Strong Prison Wives and Families already offers many resources for wives of those incarcerated; they have a growing community of husbands, moms, dads, sisters, and brothers too! Click on their site above to check out their programs.
Where to start? Jonathon and Kirstin attended the Eighth Annual International Prisoner's Family Conference in Dallas, Texas last week, and we were blown away by the caliber of the presentations, the passion woven throughout every interaction, and the kindness that abounded. We met folks from the UK, Wales, New Zealand, Argentina, Uganda, Illinois, Georgia, Washington, DC, Ohio, California, Texas and so many other places. This conference filled our minds, our hearts, and our cups - and we came back ready to share! No surprise that attending this conference will become an annual ATLaS tradition, and we hope to take a much larger group next year.
One of the most heartening aspects of the conference was its laser-like focus on constructive discussions - not in a "polyanna" sort of way, but in a "there are people suffering now, let's do, not just talk" way. Don't get us wrong; the academics behind the presentations were strong, the thoughts deep and complete, the research statistically significant and peer-reviewed - but they were accompanied by both calls to action and actual action. We all agree that mass incarceration, the punitive correctional model, police brutality, political corruption, racism, sexism, etc. are terrible. But the difference at this conference is that rather than leaving the discussions of these woes in the ivory tower, these folks are out in their communities doing something about them. They are dedicating their lives to acting now in constructive, positive, and loving ways, and in doing so they are disrupting the balance of power that allows the corruption, dehumanization, brutality at the heart of the system. They are creating the example that other systems, states, countries, and communities can follow - drafting the blueprint, or as we like to say mapping the path forward. This conference is about the faces behind the statistics, about the families feeling the pain now, and about their solutions for positive change. What we came away understanding is that the most important weapon against mass incarceration is maintaining a positive outlook. The minute we "otherize" corrections officers, police officers, politicians - we become them, we become everything we rail against. Nothing constructive ever comes from shame; when you shame those you seek to change, they stop hearing you. By uniting together to build communities, to see each other as humans caught - together - in a nasty web of dehumanizing corporate greed, to find those officers who have strong enough hearts to force change in their organizations - by doing these things, we begin to seed real change. And folks, what we heard about at this conference was real change.

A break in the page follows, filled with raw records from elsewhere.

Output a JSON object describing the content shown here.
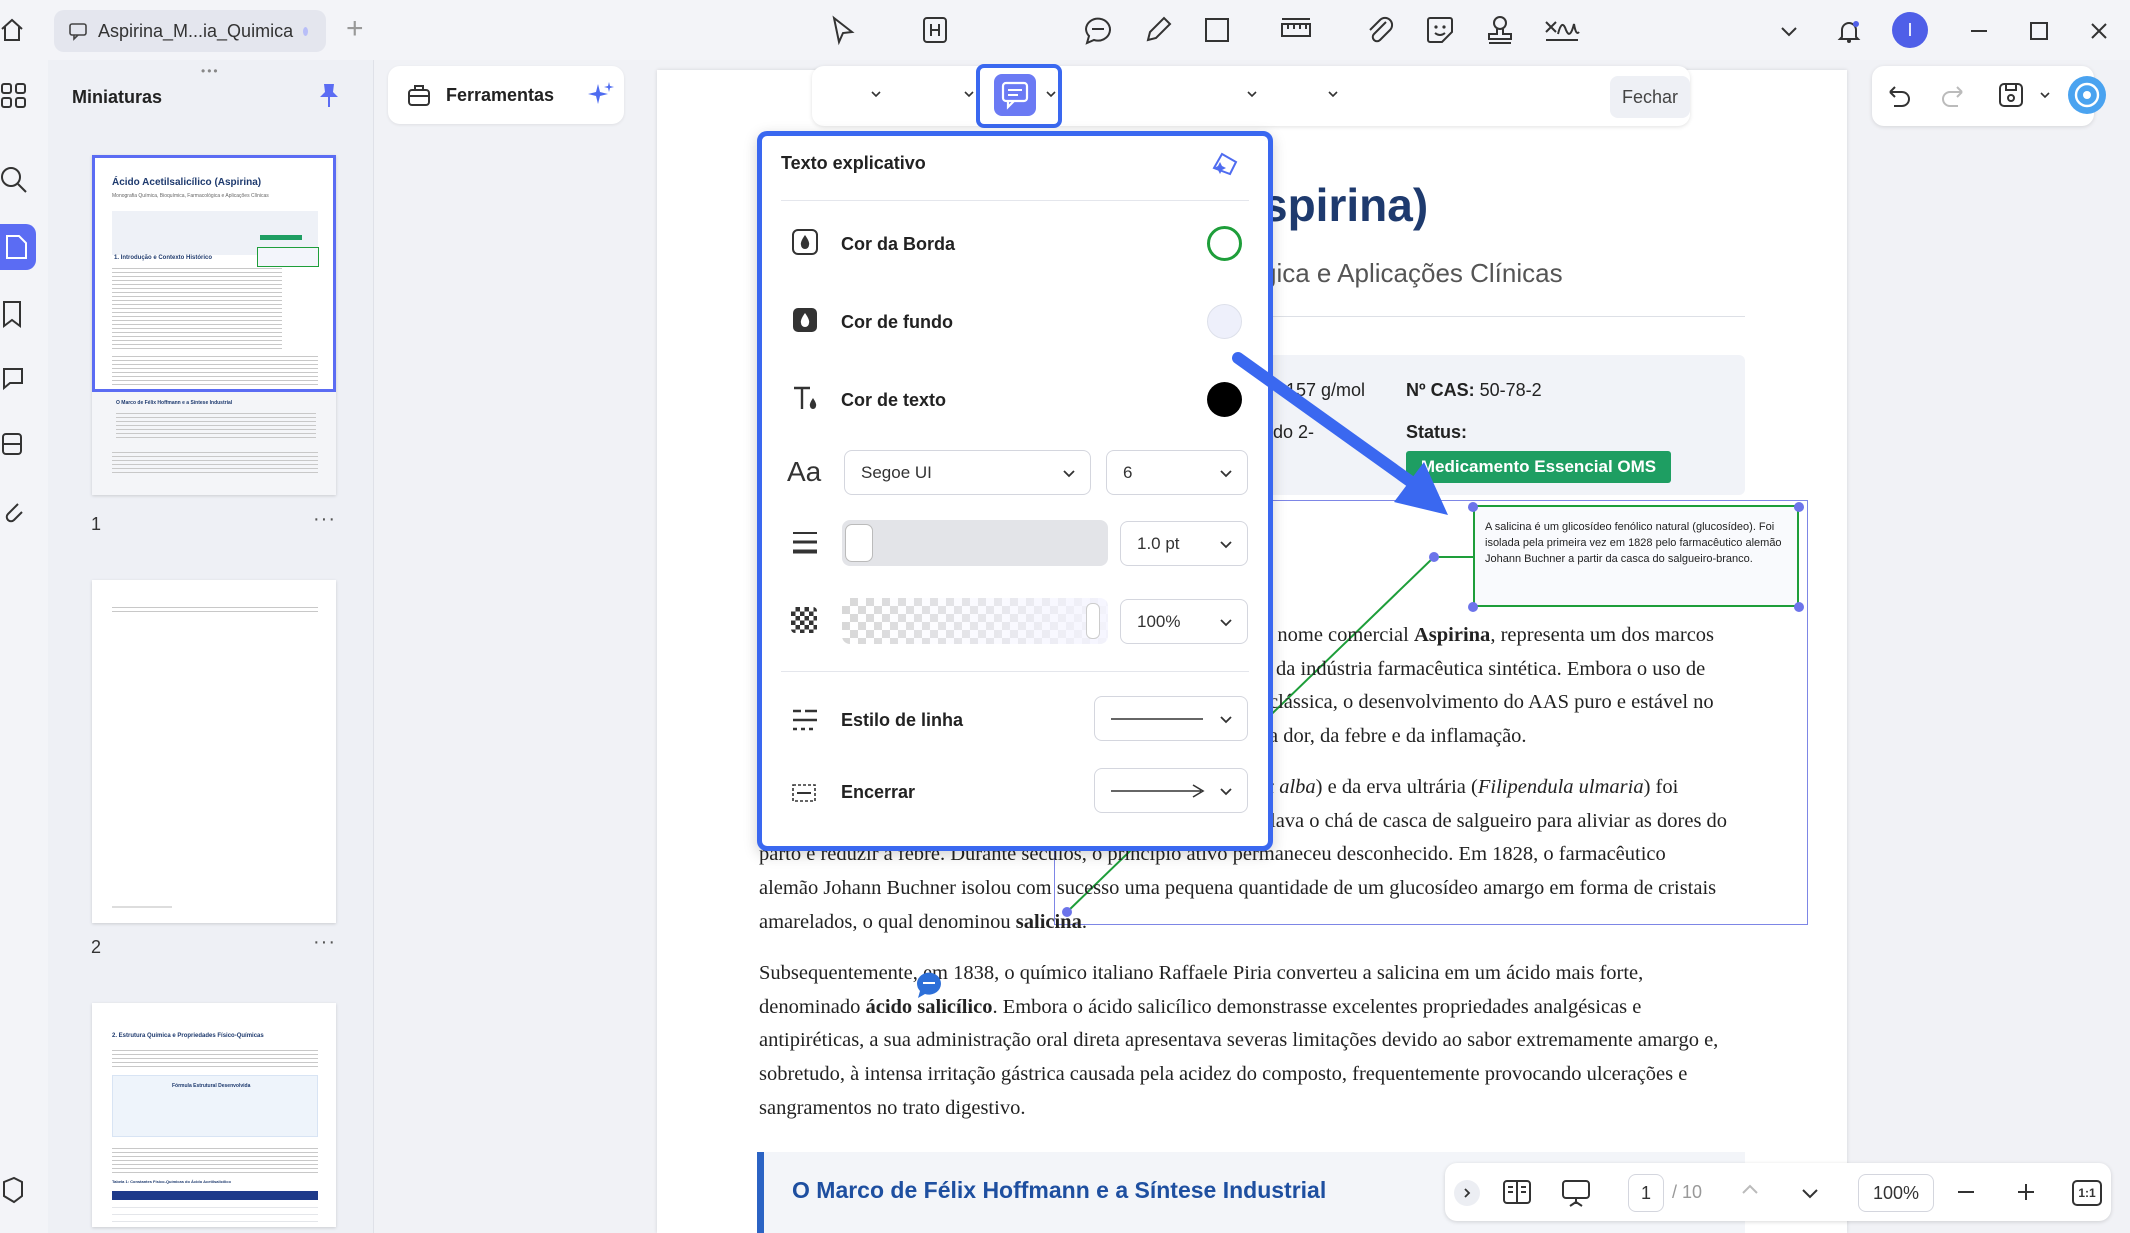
{
  "tab": {
    "title": "Aspirina_M...ia_Quimica"
  },
  "sidebar": {
    "title": "Miniaturas",
    "pages": [
      {
        "num": "1"
      },
      {
        "num": "2"
      }
    ]
  },
  "tools": {
    "label": "Ferramentas"
  },
  "toolbar": {
    "close_label": "Fechar"
  },
  "popup": {
    "title": "Texto explicativo",
    "border_color_label": "Cor da Borda",
    "fill_color_label": "Cor de fundo",
    "text_color_label": "Cor de texto",
    "font_family": "Segoe UI",
    "font_size": "6",
    "line_width": "1.0 pt",
    "opacity": "100%",
    "opacity_value": 1.0,
    "line_style_label": "Estilo de linha",
    "end_label": "Encerrar",
    "colors": {
      "border": "#1e9e3a",
      "fill": "#eef0fb",
      "text": "#000000"
    }
  },
  "document": {
    "title_fragment": "spirina)",
    "subtitle_fragment": "gica e Aplicações Clínicas",
    "info": {
      "mass_fragment": "157 g/mol",
      "cas_label": "Nº CAS:",
      "cas_value": "50-78-2",
      "name_fragment": "do 2-",
      "status_label": "Status:",
      "status_badge": "Medicamento Essencial OMS"
    },
    "callout_text": "A salicina é um glicosídeo fenólico natural (glucosídeo). Foi isolada pela primeira vez em 1828 pelo farmacêutico alemão Johann Buchner a partir da casca do salgueiro-branco.",
    "para1": {
      "l1a": "o nome comercial ",
      "l1b": "Aspirina",
      "l1c": ", representa um dos marcos",
      "l2": "da indústria farmacêutica sintética. Embora o uso de",
      "l3": "clássica, o desenvolvimento do AAS puro e estável no",
      "l4": "a dor, da febre e da inflamação."
    },
    "para2": {
      "l1a": "x alba",
      "l1b": ") e da erva ultrária (",
      "l1c": "Filipendula ulmaria",
      "l1d": ") foi",
      "l2": "lava o chá de casca de salgueiro para aliviar as dores do",
      "l3": "parto e reduzir a febre. Durante séculos, o princípio ativo permaneceu desconhecido. Em 1828, o farmacêutico",
      "l4": "alemão Johann Buchner isolou com sucesso uma pequena quantidade de um glucosídeo amargo em forma de cristais",
      "l5a": "amarelados, o qual denominou ",
      "l5b": "salicina",
      "l5c": "."
    },
    "para3": {
      "l1": "Subsequentemente, em 1838, o químico italiano Raffaele Piria converteu a salicina em um ácido mais forte,",
      "l2a": "denominado ",
      "l2b": "ácido salicílico",
      "l2c": ". Embora o ácido salicílico demonstrasse excelentes propriedades analgésicas e",
      "l3": "antipiréticas, a sua administração oral direta apresentava severas limitações devido ao sabor extremamente amargo e,",
      "l4": "sobretudo, à intensa irritação gástrica causada pela acidez do composto, frequentemente provocando ulcerações e",
      "l5": "sangramentos no trato digestivo."
    },
    "section_heading": "O Marco de Félix Hoffmann e a Síntese Industrial"
  },
  "thumb1": {
    "title": "Ácido Acetilsalicílico (Aspirina)",
    "subtitle": "Monografia Química, Bioquímica, Farmacológica e Aplicações Clínicas",
    "section": "1. Introdução e Contexto Histórico",
    "subsection": "O Marco de Félix Hoffmann e a Síntese Industrial"
  },
  "thumb3": {
    "section": "2. Estrutura Química e Propriedades Físico-Químicas",
    "box_title": "Fórmula Estrutural Desenvolvida",
    "table_title": "Tabela 1: Constantes Físico-Químicas do Ácido Acetilsalicílico"
  },
  "navigation": {
    "current_page": "1",
    "total_pages": "/ 10",
    "zoom": "100%",
    "fit_label": "1:1"
  }
}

We are going to write individual posts about the amazing resources we discovered. But, we wanted to take the time to acknowledge just how important it is not to lose sight of the power of positive connection and the power of acknowledging the humanity in those who sit opposite you, who disagree with you, even in your enemies. And this conference served as a reminder of that in maybe the most beautiful way - by seating all of us at the same table, together.
For an incredible talk on the danger of "otherizing," we recommend Elizabeth Lesser's TED Talk "Take the 'Other' to Lunch."